A flurry of text messages leaves me numb this evening as I realize that the cycle of deployment is beginning again for us. Not being at liberty to discuss exits and entries and job duties leaves me pretty much alone in the cycle. I can only say that the bliss of summer safety for this family is abruptly coming to a close sooner than my heart and I were ready.
He returns there a higher rank than when he left. More responsibility. He’s making plans for a vacation upon his return. I find peace in his planning. I feel safer when there’s someone in his life to share his plans. I take more time to pack her care package for shipment than his because the energy is so different. Moisturizer, granola (takes her longer to get her care packages) no beef jerkey, a meditation, a women’s magazine. A different energy.
I am grateful for the gifts of my new life since his last deployment. Some are results of my having created them. Most have gracefully fallen into my world because I was more open to receiving them. I have hope that my energy has shifted into an acceptance of the continuing deployment cycle in part due to the loving work environment that my family and I have created. More support, less toxicity = a level of acceptance for his choice to remain in his current position with the military. Another round of meditations, more yoga, baking bread from scratch, service to my local community and good old fashioned hard work. This is my recipe for this military mom withstanding another round of middle east deploymentland.
Peace, love and little donuts,
Today I played coward in olympic fashion. Last week I was told about a military family in Troy, Illinois that would be receiving the Silver Star for their fallen child’s bravery. I asked my husband to run the race for the scholarship fund and gave him orders that we WOULD be attending this service together in an effort to show that family that we care about their sacrifice. I shared his story with my son, I posted the scholarship fund information on my Facebook page and I made plans to go. But I didn’t go. By the time labor day came and went, I had already decided that I was too emotionally chick S–t to attend. Instead I went to the art fair and looked at art that I couldn’t afford and stayed in complete denial to what was happening a few miles away across the river.

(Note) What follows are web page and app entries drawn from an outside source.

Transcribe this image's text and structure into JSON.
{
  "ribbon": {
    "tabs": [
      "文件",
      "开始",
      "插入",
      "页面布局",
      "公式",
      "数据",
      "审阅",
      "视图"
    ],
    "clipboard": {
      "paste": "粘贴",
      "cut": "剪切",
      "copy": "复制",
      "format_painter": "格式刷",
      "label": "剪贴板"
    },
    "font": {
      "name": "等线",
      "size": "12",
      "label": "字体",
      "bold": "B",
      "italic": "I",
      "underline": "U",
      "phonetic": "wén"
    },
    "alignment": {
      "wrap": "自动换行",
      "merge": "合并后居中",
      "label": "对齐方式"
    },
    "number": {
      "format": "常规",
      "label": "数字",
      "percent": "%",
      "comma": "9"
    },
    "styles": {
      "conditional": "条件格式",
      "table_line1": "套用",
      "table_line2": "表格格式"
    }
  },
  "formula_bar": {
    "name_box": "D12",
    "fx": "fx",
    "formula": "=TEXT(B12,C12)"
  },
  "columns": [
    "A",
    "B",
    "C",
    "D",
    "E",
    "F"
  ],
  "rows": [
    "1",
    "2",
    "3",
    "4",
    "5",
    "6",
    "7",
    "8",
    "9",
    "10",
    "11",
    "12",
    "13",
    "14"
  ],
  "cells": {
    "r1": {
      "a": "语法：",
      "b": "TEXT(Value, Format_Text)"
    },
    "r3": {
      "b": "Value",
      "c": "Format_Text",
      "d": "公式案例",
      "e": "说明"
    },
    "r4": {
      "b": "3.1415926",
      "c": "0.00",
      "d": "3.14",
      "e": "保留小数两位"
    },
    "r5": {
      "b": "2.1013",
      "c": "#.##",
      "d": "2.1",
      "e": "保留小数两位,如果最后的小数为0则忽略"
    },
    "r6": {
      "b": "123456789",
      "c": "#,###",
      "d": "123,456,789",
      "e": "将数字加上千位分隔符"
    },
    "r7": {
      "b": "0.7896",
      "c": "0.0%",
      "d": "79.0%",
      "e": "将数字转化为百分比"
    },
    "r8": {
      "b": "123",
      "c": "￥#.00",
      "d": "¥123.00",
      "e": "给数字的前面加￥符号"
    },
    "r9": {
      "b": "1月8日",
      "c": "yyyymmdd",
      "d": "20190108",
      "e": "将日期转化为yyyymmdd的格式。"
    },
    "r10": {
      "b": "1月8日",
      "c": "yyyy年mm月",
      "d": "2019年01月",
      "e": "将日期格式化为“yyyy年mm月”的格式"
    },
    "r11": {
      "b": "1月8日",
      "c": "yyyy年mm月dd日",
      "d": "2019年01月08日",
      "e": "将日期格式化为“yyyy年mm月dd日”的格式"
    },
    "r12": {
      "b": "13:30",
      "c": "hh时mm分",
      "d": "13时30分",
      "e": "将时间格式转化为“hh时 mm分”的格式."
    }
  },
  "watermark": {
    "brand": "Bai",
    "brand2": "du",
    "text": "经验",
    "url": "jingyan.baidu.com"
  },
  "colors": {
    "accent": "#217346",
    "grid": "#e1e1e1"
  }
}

Many of the wounded from the 10th Air Support Operations Squadron marched for one week from Fort Riley, Kansas to Troy in order to present the Silver Star Medal to Bradley Smith’s wife Tifany and other family members. Bradley Smith was the age that my son is now when he died. In January of 2010 he left behind a new baby and a family and community that adored him.
Over the next few hours I’ll stay in denial of what the Smith family is enduring grieving their beloved son. I’ll stay in denial by watching the end of the MIZZOU game rather than watching the 10:00 news. Denial is working for me this week as 9/11 creeps its way into my line of vision again. 9/11 was a difficult day for me last year. My husband patiently let me sob into his shoulder as we watched 3000 flags wave in Forest Park thinking about what my son was doing thousands of miles away.
My beloved son is home safe and sound this 9/11, as he attends the mandatory leadership training that elevates him to nco status. But in a few short weeks its back to the middle east and the cycle of deployment begins again. When will it end?
|The Silver Star is awarded for
||“Gallantry in action against an enemy of the United States”